At this stage, observation is made of how easily the pupils can handle it, how easily they can follow the instructions for usage, how safe it is for the level of users, the durability, and so on.
Apart from these, the effectiveness of the use of learning of the particular objectives is measured or evaluated through tests, questionnaires, interviews, or any other appropriate measures.
This stage is that of Revision of the instructional materials based on the data collected during step five. For example, it may have been discovered that there were sharp edges which injured the pupils while they used the quadrilaterals made from wood, (which the teacher had considered the cheapest and most easily available).
The teacher may now decide on which type of quadrilaterals (made from other materials) might be most suitable for use.
It is after these steps have been concluded that the instructional material can then be systematically integrated into the instructional system, thereby bringing about effectiveness in the whole teaching-learning process.
The Learning Resource Centre
Learning Resource Centre (LRC), Educational Resource Centre (ERC), Instructional Material Centre (IIMC), Educational Technology Centre (ET Centre), Instructional Technology Centre and so on is various terms used for the same thing.
It is the area in a formal education setting used primarily for the storage, supply and utilization of learning resources which have been organized into an integrated collection of materials of all types (print, auditory, visual, kits, games) along with any devices and special settings (for example, carrels) needed to use the materials – AECT (1979).
In essence, an LRC is an environment or a place where a wide range of resources such as books, non-books, printed and graphic materials, audio-visual software and the apparatus needed for their operation; and objects such as models, specimens and so on are stored and made available for teachers and learners to supplement the formal learning that takes place in the classroom.
Functions of the LRC
The LRC is made up of various units which perform the following functions:
The IMC circulates instructional materials and equipment such as in a normal library and others such as pictures, recordings, filmstrip/slides, motion pictures, information/data from computer diskettes, compact discs and so on.
The LRC provides for individual study.
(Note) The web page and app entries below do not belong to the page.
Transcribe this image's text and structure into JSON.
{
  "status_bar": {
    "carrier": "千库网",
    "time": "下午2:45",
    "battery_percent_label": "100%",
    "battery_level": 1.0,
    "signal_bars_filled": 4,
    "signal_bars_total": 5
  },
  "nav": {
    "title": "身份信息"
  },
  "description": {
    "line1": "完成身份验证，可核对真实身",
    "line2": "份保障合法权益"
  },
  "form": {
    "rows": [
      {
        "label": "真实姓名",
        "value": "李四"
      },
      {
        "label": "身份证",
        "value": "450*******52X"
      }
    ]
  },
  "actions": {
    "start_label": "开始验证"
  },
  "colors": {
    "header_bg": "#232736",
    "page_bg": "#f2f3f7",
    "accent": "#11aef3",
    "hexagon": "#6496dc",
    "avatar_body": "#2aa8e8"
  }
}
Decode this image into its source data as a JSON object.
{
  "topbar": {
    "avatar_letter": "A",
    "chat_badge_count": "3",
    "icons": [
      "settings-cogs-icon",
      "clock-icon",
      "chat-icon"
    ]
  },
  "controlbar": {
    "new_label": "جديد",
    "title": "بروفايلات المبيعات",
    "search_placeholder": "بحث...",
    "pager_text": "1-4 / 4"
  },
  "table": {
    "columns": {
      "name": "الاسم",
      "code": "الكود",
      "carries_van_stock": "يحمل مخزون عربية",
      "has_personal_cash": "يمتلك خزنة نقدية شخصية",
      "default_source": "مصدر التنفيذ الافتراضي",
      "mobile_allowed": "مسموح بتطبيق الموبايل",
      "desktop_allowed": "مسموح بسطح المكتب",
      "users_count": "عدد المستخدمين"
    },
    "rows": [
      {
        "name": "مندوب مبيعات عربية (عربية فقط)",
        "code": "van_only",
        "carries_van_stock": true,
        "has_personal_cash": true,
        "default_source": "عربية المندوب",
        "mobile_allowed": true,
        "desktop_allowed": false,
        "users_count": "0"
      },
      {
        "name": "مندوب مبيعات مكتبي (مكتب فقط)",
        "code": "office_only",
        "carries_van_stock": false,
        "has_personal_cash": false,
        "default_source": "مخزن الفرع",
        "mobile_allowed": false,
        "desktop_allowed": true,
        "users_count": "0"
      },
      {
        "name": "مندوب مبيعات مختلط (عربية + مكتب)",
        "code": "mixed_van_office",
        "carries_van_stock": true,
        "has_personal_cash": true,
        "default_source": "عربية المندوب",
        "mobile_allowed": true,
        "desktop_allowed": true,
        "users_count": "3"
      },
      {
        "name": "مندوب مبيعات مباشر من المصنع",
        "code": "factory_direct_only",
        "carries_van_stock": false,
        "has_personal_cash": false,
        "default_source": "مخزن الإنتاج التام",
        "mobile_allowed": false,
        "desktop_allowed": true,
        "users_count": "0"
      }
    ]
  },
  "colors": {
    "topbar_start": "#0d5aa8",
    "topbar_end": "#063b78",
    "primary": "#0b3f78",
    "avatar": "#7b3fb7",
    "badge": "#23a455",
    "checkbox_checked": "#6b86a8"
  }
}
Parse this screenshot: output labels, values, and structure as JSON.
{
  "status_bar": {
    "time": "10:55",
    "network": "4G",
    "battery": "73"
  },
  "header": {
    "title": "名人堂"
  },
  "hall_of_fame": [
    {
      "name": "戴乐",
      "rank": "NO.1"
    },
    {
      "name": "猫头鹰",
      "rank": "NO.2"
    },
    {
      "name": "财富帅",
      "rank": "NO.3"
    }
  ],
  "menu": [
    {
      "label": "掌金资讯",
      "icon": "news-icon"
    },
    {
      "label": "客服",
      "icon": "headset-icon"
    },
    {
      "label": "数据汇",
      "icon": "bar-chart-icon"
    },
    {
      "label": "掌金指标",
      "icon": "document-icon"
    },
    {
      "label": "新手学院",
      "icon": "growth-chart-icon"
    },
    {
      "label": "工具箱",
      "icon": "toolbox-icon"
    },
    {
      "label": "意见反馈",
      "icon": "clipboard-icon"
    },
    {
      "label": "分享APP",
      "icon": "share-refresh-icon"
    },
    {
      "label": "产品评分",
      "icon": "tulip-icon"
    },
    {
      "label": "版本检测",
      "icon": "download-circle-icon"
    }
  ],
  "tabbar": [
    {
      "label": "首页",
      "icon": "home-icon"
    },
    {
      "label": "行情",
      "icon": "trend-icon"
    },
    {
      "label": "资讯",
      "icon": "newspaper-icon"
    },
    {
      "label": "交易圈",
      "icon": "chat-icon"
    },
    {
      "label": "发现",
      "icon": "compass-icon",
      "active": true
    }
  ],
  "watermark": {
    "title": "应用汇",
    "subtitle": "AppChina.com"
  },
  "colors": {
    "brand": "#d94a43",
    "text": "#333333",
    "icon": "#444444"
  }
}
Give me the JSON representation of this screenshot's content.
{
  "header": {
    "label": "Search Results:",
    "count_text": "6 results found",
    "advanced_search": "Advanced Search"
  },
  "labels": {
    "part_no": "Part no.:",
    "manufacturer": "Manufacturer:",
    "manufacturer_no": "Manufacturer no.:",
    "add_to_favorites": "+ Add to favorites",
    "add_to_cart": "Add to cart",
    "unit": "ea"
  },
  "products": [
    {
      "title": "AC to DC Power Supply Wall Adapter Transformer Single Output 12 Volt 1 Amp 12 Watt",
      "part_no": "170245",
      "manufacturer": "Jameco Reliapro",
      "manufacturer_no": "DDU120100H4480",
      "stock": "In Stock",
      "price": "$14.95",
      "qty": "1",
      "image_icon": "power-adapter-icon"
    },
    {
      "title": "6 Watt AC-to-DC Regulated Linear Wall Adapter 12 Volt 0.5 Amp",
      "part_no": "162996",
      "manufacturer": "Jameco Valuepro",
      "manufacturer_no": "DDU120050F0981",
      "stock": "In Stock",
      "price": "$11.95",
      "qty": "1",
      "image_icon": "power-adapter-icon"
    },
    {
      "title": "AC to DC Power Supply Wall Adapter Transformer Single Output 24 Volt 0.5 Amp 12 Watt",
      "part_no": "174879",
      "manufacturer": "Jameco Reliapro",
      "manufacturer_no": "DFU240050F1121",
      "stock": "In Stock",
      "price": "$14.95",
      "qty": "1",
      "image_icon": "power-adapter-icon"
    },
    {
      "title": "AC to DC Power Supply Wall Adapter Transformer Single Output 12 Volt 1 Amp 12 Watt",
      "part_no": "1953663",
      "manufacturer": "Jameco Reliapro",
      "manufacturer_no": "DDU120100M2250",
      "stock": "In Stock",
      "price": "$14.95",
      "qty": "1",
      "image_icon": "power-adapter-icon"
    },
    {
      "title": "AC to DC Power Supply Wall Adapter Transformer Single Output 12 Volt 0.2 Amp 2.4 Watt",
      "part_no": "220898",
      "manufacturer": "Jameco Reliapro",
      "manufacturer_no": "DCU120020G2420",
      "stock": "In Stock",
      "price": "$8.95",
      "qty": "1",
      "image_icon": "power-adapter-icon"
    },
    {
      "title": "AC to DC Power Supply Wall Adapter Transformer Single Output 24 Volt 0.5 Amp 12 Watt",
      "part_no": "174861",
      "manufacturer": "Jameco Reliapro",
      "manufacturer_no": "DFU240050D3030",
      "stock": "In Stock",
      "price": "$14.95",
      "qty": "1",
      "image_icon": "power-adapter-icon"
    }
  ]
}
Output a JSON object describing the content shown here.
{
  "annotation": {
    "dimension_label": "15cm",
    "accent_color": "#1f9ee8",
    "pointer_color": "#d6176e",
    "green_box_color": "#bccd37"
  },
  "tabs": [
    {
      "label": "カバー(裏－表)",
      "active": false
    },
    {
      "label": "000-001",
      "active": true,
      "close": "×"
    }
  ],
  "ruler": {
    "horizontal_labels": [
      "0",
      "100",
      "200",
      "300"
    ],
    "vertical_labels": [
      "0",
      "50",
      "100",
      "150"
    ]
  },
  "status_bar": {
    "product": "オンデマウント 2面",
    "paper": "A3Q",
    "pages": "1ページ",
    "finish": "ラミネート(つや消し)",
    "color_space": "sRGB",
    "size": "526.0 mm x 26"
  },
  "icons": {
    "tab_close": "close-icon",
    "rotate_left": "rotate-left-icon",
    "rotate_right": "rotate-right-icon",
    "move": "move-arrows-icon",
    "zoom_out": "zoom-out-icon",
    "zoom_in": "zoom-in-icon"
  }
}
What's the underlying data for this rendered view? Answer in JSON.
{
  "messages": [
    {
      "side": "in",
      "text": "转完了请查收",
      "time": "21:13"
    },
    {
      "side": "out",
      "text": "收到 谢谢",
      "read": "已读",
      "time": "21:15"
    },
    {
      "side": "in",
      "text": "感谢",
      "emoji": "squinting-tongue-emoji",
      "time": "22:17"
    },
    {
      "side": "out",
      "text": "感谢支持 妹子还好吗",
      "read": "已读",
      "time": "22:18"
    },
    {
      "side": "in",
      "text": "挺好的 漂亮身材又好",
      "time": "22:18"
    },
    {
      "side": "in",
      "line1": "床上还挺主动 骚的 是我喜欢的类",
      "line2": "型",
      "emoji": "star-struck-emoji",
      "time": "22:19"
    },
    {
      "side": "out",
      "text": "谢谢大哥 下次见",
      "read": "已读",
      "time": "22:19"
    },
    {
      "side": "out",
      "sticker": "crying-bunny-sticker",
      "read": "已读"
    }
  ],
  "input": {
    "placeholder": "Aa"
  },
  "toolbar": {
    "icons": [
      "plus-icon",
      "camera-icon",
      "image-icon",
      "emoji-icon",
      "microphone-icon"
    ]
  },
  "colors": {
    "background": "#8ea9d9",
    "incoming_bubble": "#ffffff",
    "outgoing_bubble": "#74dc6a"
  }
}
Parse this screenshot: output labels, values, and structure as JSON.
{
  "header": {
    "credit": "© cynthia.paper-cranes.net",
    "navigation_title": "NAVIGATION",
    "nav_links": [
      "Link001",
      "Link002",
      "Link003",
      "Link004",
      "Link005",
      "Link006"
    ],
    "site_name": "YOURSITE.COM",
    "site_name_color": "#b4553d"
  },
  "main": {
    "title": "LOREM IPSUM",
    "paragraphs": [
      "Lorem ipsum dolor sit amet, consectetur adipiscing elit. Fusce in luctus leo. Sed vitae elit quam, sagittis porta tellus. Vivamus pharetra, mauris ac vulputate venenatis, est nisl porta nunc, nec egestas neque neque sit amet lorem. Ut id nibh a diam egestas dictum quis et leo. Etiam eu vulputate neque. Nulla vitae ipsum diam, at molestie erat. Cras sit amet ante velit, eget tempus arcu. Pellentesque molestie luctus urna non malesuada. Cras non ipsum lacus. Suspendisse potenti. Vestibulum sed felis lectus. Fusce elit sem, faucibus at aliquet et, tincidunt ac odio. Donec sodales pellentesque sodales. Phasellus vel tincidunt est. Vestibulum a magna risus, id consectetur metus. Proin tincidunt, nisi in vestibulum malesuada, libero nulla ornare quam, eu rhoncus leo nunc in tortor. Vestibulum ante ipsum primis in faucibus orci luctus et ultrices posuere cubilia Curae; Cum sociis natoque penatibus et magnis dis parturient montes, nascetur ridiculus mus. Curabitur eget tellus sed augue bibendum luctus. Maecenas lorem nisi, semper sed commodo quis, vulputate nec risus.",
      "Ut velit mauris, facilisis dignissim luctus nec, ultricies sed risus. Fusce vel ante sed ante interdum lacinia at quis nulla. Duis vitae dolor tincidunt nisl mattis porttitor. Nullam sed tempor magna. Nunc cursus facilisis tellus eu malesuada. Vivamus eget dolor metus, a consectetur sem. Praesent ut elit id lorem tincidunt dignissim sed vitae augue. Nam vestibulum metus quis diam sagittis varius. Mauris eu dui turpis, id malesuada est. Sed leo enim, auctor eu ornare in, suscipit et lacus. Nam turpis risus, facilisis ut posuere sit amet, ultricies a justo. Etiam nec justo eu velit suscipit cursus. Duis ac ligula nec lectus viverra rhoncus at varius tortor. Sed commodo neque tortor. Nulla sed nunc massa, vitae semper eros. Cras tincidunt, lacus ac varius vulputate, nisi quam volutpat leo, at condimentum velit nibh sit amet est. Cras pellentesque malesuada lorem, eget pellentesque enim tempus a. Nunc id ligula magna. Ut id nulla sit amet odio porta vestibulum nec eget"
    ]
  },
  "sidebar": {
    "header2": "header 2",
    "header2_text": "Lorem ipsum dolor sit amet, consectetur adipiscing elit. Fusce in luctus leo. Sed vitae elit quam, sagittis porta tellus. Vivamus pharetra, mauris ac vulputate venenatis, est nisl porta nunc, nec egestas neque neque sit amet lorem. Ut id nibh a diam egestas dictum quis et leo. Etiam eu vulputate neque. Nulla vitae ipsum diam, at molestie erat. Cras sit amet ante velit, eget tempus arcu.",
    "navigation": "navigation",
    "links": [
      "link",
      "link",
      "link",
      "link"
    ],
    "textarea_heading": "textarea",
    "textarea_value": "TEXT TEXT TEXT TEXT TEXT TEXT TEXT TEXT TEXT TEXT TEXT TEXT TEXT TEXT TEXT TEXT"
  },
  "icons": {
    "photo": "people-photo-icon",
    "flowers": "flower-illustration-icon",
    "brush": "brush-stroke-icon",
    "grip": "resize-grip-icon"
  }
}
The reference materials usually associated with a library such as books, periodicals, encyclopaedias, and indexes are all included.
In addition, facilities must be provided for viewing projected materials and listening to audio recordings.
The LRC provides facilities for the teacher and/or learners to make instructional media. Production facilities which could be provided are mounting facilities
(to mount pictures, drawings etc on different surfaces), facilities for producing messages on transparencies, others are facilities for lettering, colouring, duplicating, copying, photography and so on.
Units within the LRC
To perform the functions as outlined, an LRC must have the following units.
Production Unit (for production of materials)
Instructional Unit (caters to the teachers)
Technical Unit (repairs, servicing general maintenance)
Learner’s Unit (reaching areas, carrels etc)
And Administrative Unit (caters to the welfare of staff)
Organization of LRC
The learning resource Centre can cater for different levels of Education. There could be an LRC within a primary school, secondary school or tertiary institution. Various institutions could also come together to be serviced by a single LRC.
LRCs could also exist at the State and National levels. In Nigeria, at the National level, we have the National Educational Technology Centre (NETC) located in Kaduna.
At the State level, we have an Educational Resource Centre (ERC). At the tertiary institution, there are Centres for Educational Technology (CET) and at the Secondary school level – Learning Resources Centres (LRC).
All these centres perform different roles depending on which levels of education they are geared towards and therefore they are organized differently.